Chairman of Ogilvy Group in London. A champion of behavioural economics and an early adopter of new technologies, he was among the first in the traditional advertising world to see the potential of the Internet and related technologies. Rory is as outspoken as he is creative (and can be very funny, too). In his talk he will discuss the dichotomy between real value and perceived value in today’s brand-saturated world.
A lively and humorous speaker, Rory Sutherland chose to look at the difference between perceived value and real value at the last Fondation de la Haute Horlogerie Forum. His opening gambit put it to the audience that “any model can one day turn out to be dangerous and that man is anything but a profoundly rational being.” He expressed regret that “economics has forgotten the vital contributions that other disciplines such as physics, chemistry, biology and psychology can make, taking its inspiration exclusively from mathematics. This oversight results in a reductive vision of what it is to be human that could be redressed through the use of digital media and behavioural data.”

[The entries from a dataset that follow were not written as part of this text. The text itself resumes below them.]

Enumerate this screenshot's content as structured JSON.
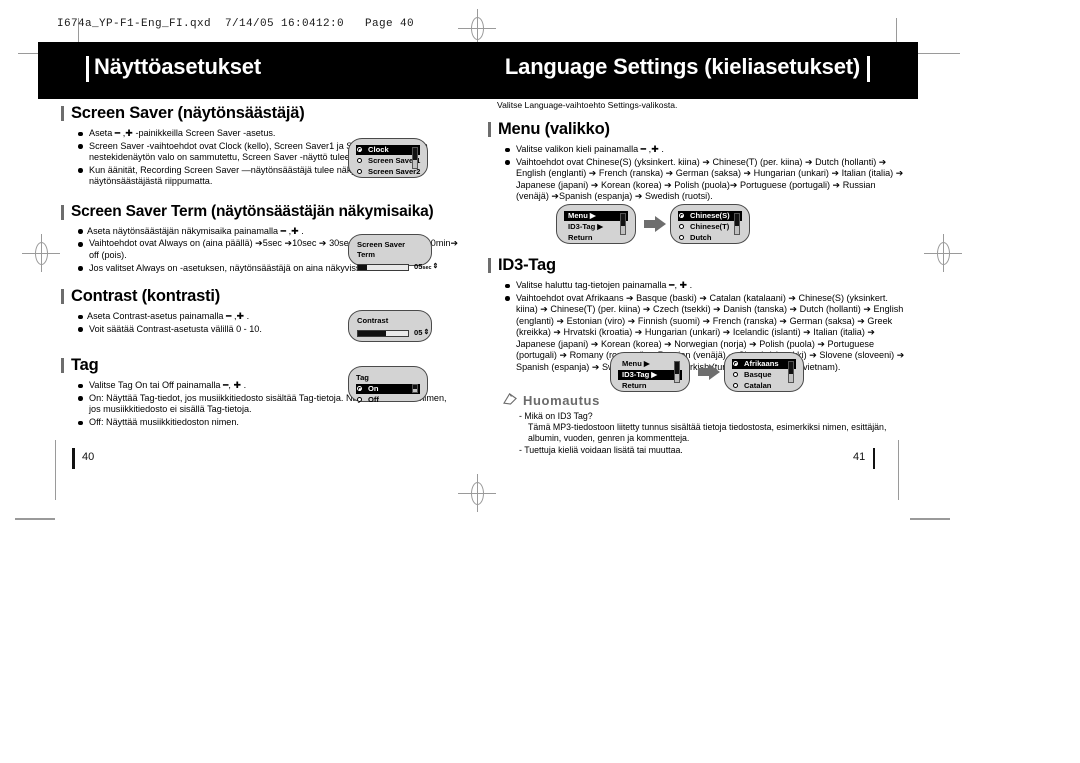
{
  "fileinfo": "I674a_YP-F1-Eng_FI.qxd  7/14/05 16:0412:0   Page 40",
  "header": {
    "left_title": "Näyttöasetukset",
    "right_title": "Language Settings (kieliasetukset)"
  },
  "folio": {
    "left": "40",
    "right": "41"
  },
  "left_column": {
    "screen_saver": {
      "heading": "Screen Saver (näytönsäästäjä)",
      "bullets": [
        "Aseta ━ ,✚ -painikkeilla Screen Saver -asetus.",
        "Screen Saver -vaihtoehdot ovat Clock (kello), Screen Saver1 ja Screen Saver2. Kun nestekidenäytön valo on sammutettu, Screen Saver -näyttö tulee näkyviin.",
        "Kun äänität, Recording Screen Saver —näytönsäästäjä tulee näkyviin asetetusta näytönsäästäjästä riippumatta."
      ],
      "lcd": {
        "items": [
          {
            "label": "Clock",
            "selected": true
          },
          {
            "label": "Screen Saver1",
            "selected": false
          },
          {
            "label": "Screen Saver2",
            "selected": false
          }
        ]
      }
    },
    "screen_saver_term": {
      "heading": "Screen Saver Term (näytönsäästäjän näkymisaika)",
      "bullets": [
        "Aseta näytönsäästäjän näkymisaika painamalla ━ ,✚ .",
        "Vaihtoehdot ovat Always on (aina päällä) ➔5sec ➔10sec ➔ 30sec ➔1min ➔ 5min ➔10min➔ off (pois).",
        "Jos valitset Always on -asetuksen, näytönsäästäjä on aina näkyvissä."
      ],
      "lcd": {
        "title": "Screen Saver Term",
        "value": "05",
        "unit": "sec",
        "fill_percent": 18
      }
    },
    "contrast": {
      "heading": "Contrast (kontrasti)",
      "bullets": [
        "Aseta Contrast-asetus painamalla ━ ,✚ .",
        "Voit säätää Contrast-asetusta välillä 0 - 10."
      ],
      "lcd": {
        "title": "Contrast",
        "value": "05",
        "unit": "",
        "fill_percent": 55
      }
    },
    "tag": {
      "heading": "Tag",
      "bullets": [
        "Valitse Tag On tai Off painamalla ━, ✚ .",
        "On: Näyttää Tag-tiedot, jos musiikkitiedosto sisältää Tag-tietoja. Näyttää tiedoston nimen, jos musiikkitiedosto ei sisällä Tag-tietoja.",
        "Off: Näyttää musiikkitiedoston nimen."
      ],
      "lcd": {
        "title": "Tag",
        "items": [
          {
            "label": "On",
            "selected": true
          },
          {
            "label": "Off",
            "selected": false
          }
        ]
      }
    }
  },
  "right_column": {
    "intro": "Valitse Language-vaihtoehto Settings-valikosta.",
    "menu": {
      "heading": "Menu (valikko)",
      "bullets": [
        "Valitse valikon kieli painamalla ━ ,✚ .",
        "Vaihtoehdot ovat Chinese(S) (yksinkert. kiina) ➔ Chinese(T) (per. kiina) ➔ Dutch (hollanti) ➔  English (englanti) ➔ French (ranska) ➔ German (saksa) ➔ Hungarian (unkari) ➔ Italian (italia) ➔ Japanese (japani) ➔  Korean (korea) ➔ Polish (puola)➔ Portuguese (portugali) ➔ Russian (venäjä) ➔Spanish (espanja) ➔ Swedish (ruotsi)."
      ],
      "lcd_left": {
        "rows": [
          {
            "label": "Menu",
            "arrow": "▶",
            "selected": true
          },
          {
            "label": "ID3-Tag",
            "arrow": "▶",
            "selected": false
          },
          {
            "label": "Return",
            "arrow": "",
            "selected": false
          }
        ]
      },
      "lcd_right": {
        "items": [
          {
            "label": "Chinese(S)",
            "selected": true
          },
          {
            "label": "Chinese(T)",
            "selected": false
          },
          {
            "label": "Dutch",
            "selected": false
          }
        ]
      }
    },
    "id3tag": {
      "heading": "ID3-Tag",
      "bullets": [
        "Valitse haluttu tag-tietojen painamalla ━, ✚ .",
        "Vaihtoehdot ovat Afrikaans ➔ Basque (baski) ➔ Catalan (katalaani) ➔ Chinese(S) (yksinkert. kiina) ➔ Chinese(T) (per. kiina) ➔ Czech (tsekki) ➔ Danish (tanska) ➔ Dutch (hollanti) ➔  English (englanti) ➔ Estonian (viro) ➔ Finnish (suomi) ➔ French (ranska) ➔ German (saksa) ➔ Greek (kreikka) ➔ Hrvatski (kroatia) ➔ Hungarian (unkari) ➔ Icelandic (islanti) ➔ Italian (italia) ➔ Japanese (japani) ➔  Korean (korea) ➔ Norwegian (norja) ➔ Polish (puola) ➔ Portuguese (portugali) ➔ Romany (romaani) ➔ Russian (venäjä) ➔ Slovak (slovakki) ➔ Slovene (sloveeni) ➔ Spanish (espanja) ➔ Swedish (ruotsi) ➔ Turkish (turkki) ➔Vietnamese (vietnam)."
      ],
      "lcd_left": {
        "rows": [
          {
            "label": "Menu",
            "arrow": "▶",
            "selected": false
          },
          {
            "label": "ID3-Tag",
            "arrow": "▶",
            "selected": true
          },
          {
            "label": "Return",
            "arrow": "",
            "selected": false
          }
        ]
      },
      "lcd_right": {
        "items": [
          {
            "label": "Afrikaans",
            "selected": true
          },
          {
            "label": "Basque",
            "selected": false
          },
          {
            "label": "Catalan",
            "selected": false
          }
        ]
      }
    },
    "note": {
      "heading": "Huomautus",
      "lines": [
        "- Mikä on ID3 Tag?",
        "Tämä MP3-tiedostoon liitetty tunnus sisältää tietoja tiedostosta, esimerkiksi nimen, esittäjän, albumin, vuoden, genren ja kommentteja.",
        "- Tuettuja kieliä voidaan lisätä tai muuttaa."
      ]
    }
  }
}
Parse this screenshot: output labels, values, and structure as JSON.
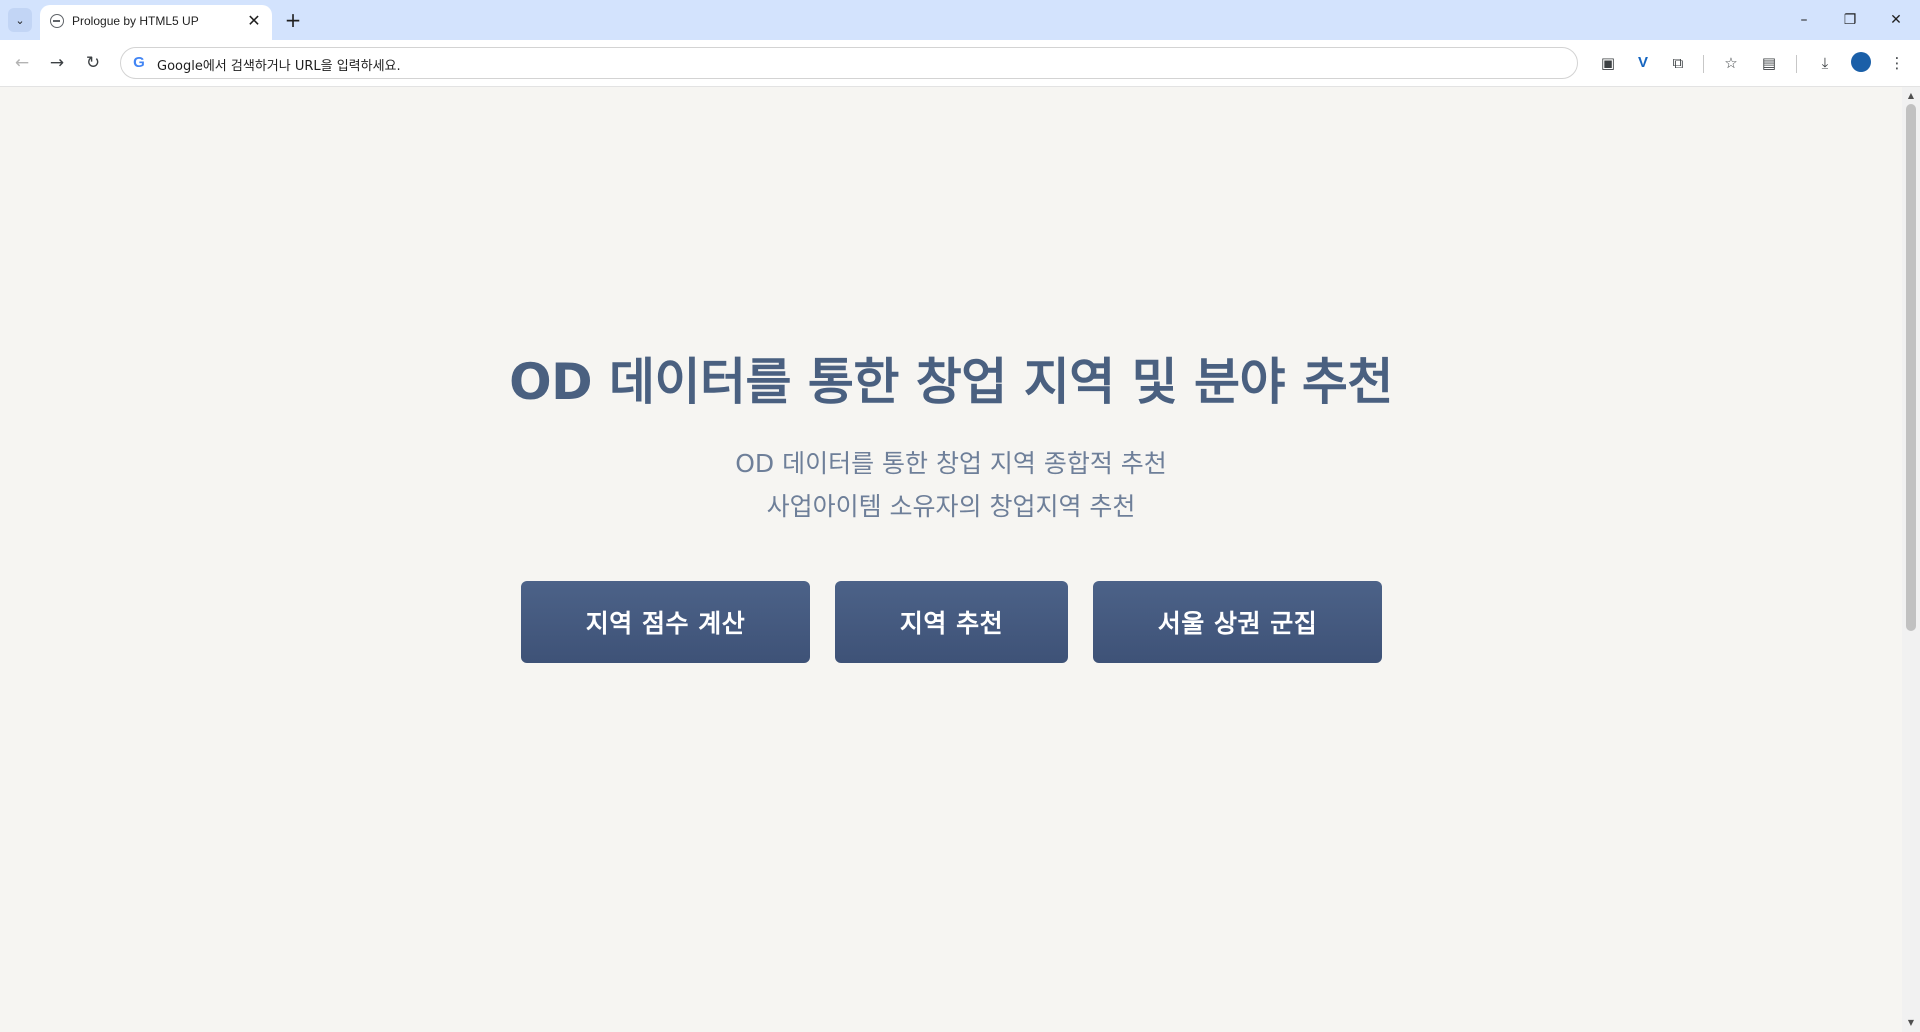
{
  "browser": {
    "tab": {
      "title": "Prologue by HTML5 UP",
      "close_glyph": "✕"
    },
    "tab_search_glyph": "⌄",
    "new_tab_glyph": "+",
    "window_controls": {
      "minimize": "–",
      "restore": "❐",
      "close": "✕"
    },
    "nav": {
      "back": "←",
      "forward": "→",
      "reload": "↻"
    },
    "omnibox": {
      "google_glyph": "G",
      "placeholder": "Google에서 검색하거나 URL을 입력하세요."
    },
    "toolbar_icons": {
      "translate": "▣",
      "extension_v": "V",
      "extensions": "⧉",
      "bookmark": "☆",
      "reading_list": "▤",
      "downloads": "⤓",
      "menu": "⋮"
    }
  },
  "page": {
    "title": "OD 데이터를 통한 창업 지역 및 분야 추천",
    "subtitle_line1": "OD 데이터를 통한 창업 지역 종합적 추천",
    "subtitle_line2": "사업아이템 소유자의 창업지역 추천",
    "buttons": {
      "score": "지역 점수 계산",
      "recommend": "지역 추천",
      "cluster": "서울 상권 군집"
    }
  },
  "scrollbar": {
    "up": "▲",
    "down": "▼"
  },
  "colors": {
    "tabstrip": "#d3e3fd",
    "page_bg": "#f6f5f2",
    "title": "#4a6080",
    "subtitle": "#6e7f99",
    "button": "#44597e"
  }
}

To illustrate his thesis, Rory Sutherland initially observed that value is, in objective terms, equivalent to a certain buying power. But it’s more than that, too. “The value of the product is intrinsically linked to the status of its owner, which is itself highly relative. From an economic point of view, not to mention a humoristic one, doesn’t the old saying go that a rich man is one who earns more than his sister’s husband? Value therefore depends on context. And that’s where marketing comes into play.”
It is at this point that emotions enter the equation. In a constant state of flux, their significant impact on behaviours provides a quick and efficient gauge. But there are also other factors to consider: “A person is totally rational when they think,” Sutherland argues, “but laziness, for example, or fatigue, constantly influence their perception of the world around them, which means their choices don’t follow a predefined logic.”

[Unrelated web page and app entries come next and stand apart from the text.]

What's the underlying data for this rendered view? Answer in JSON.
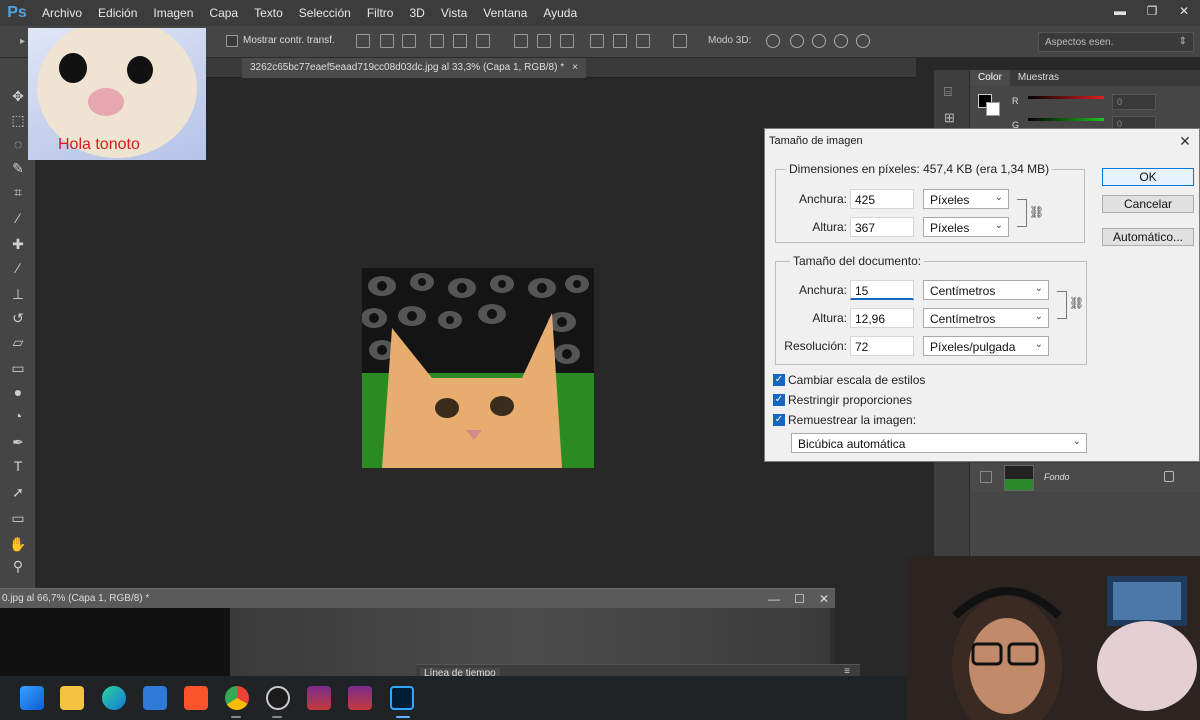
{
  "menubar": {
    "logo": "Ps",
    "items": [
      "Archivo",
      "Edición",
      "Imagen",
      "Capa",
      "Texto",
      "Selección",
      "Filtro",
      "3D",
      "Vista",
      "Ventana",
      "Ayuda"
    ]
  },
  "options_bar": {
    "show_transform_label": "Mostrar contr. transf.",
    "mode3d_label": "Modo 3D:",
    "workspace_value": "Aspectos esen."
  },
  "document": {
    "tab_title": "3262c65bc77eaef5eaad719cc08d03dc.jpg al 33,3% (Capa 1, RGB/8) *",
    "tab_close": "×"
  },
  "webcam_overlay": {
    "caption": "Hola tonoto"
  },
  "right_panel": {
    "tabs": [
      "Color",
      "Muestras"
    ],
    "channel_r": "R",
    "channel_g": "G",
    "channel_r_value": "0",
    "channel_g_value": "0",
    "layer_name": "Fondo"
  },
  "dialog": {
    "title": "Tamaño de imagen",
    "pixel_dimensions_legend": "Dimensiones en píxeles: 457,4 KB (era 1,34 MB)",
    "width_label": "Anchura:",
    "height_label": "Altura:",
    "px_width_value": "425",
    "px_height_value": "367",
    "px_unit": "Píxeles",
    "document_size_legend": "Tamaño del documento:",
    "doc_width_value": "15",
    "doc_height_value": "12,96",
    "doc_unit": "Centímetros",
    "resolution_label": "Resolución:",
    "resolution_value": "72",
    "resolution_unit": "Píxeles/pulgada",
    "checkboxes": [
      {
        "label": "Cambiar escala de estilos",
        "checked": true
      },
      {
        "label": "Restringir proporciones",
        "checked": true
      },
      {
        "label": "Remuestrear la imagen:",
        "checked": true
      }
    ],
    "resample_method": "Bicúbica automática",
    "ok_label": "OK",
    "cancel_label": "Cancelar",
    "auto_label": "Automático..."
  },
  "document2": {
    "tab_title": "0.jpg al 66,7% (Capa 1, RGB/8) *",
    "timeline_label": "Línea de tiempo"
  },
  "taskbar": {
    "apps": [
      "windows-start",
      "file-explorer",
      "edge",
      "store",
      "brave",
      "chrome",
      "obs",
      "winrar",
      "winrar-2",
      "photoshop"
    ]
  }
}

What is needed here is an acute contextual observation, and Rory Sutherland to provide one, which he does with the example of the progress bar that appears when you download software. “In itself, it has no use whatsoever, but its merit lies in reassuring the user by showing them that something is happening. The context is that the person at the computer doesn’t have the feeling they’re wasting their time, when they can see before their eyes that a process is underway.”
Another example: “Why are people more willing to buy a shampoo with 50% extra free, rather than the standard bottle, which, at 30% cheaper, comes down to exactly the same thing? The reply is simple: they think they’re making a saving.” That people must be given the choice is a key point. For Rory Sutherland, there’s only one conclusion: “Not having options is unthinkable!”
See which experts and personalities are invited to the Forum.